Items listed in a dataset:
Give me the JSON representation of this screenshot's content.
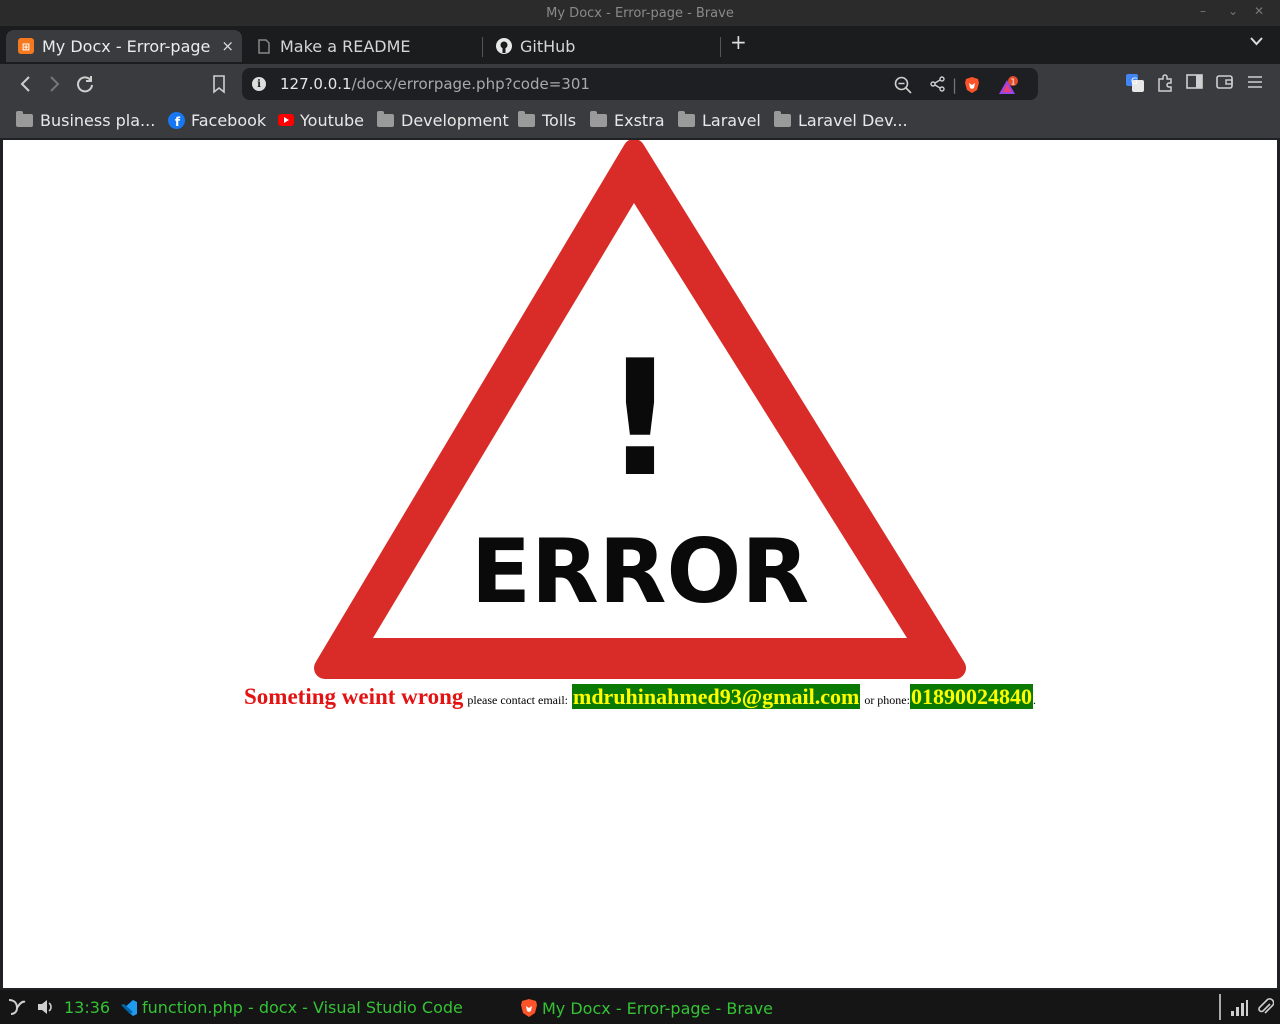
{
  "window": {
    "title": "My Docx - Error-page - Brave"
  },
  "tabs": [
    {
      "label": "My Docx - Error-page",
      "icon": "xampp-icon",
      "active": true
    },
    {
      "label": "Make a README",
      "icon": "document-icon",
      "active": false
    },
    {
      "label": "GitHub",
      "icon": "github-icon",
      "active": false
    }
  ],
  "tab_close": "×",
  "new_tab": "+",
  "address": {
    "host": "127.0.0.1",
    "path": "/docx/errorpage.php?code=301",
    "rewards_badge": "1"
  },
  "bookmarks": [
    {
      "label": "Business pla...",
      "icon": "folder-icon"
    },
    {
      "label": "Facebook",
      "icon": "facebook-icon"
    },
    {
      "label": "Youtube",
      "icon": "youtube-icon"
    },
    {
      "label": "Development",
      "icon": "folder-icon"
    },
    {
      "label": "Tolls",
      "icon": "folder-icon"
    },
    {
      "label": "Exstra",
      "icon": "folder-icon"
    },
    {
      "label": "Laravel",
      "icon": "folder-icon"
    },
    {
      "label": "Laravel Dev...",
      "icon": "folder-icon"
    }
  ],
  "page": {
    "sign_text": "ERROR",
    "sign_symbol": "!",
    "message": "Someting weint wrong",
    "contact_prefix": "please contact email:",
    "email": "mdruhinahmed93@gmail.com",
    "phone_prefix": "or phone:",
    "phone": "01890024840",
    "suffix": ".",
    "colors": {
      "sign_red": "#d92b27",
      "message_red": "#e41313",
      "highlight_bg": "#0b7a05",
      "highlight_text": "#ffff00"
    }
  },
  "taskbar": {
    "clock": "13:36",
    "tasks": [
      {
        "label": "function.php - docx - Visual Studio Code",
        "icon": "vscode-icon"
      },
      {
        "label": "My Docx - Error-page - Brave",
        "icon": "brave-icon"
      }
    ],
    "text_color": "#35c235"
  }
}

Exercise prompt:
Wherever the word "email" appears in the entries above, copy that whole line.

Solution:
    "contact_prefix": "please contact email:",
    "email": "mdruhinahmed93@gmail.com",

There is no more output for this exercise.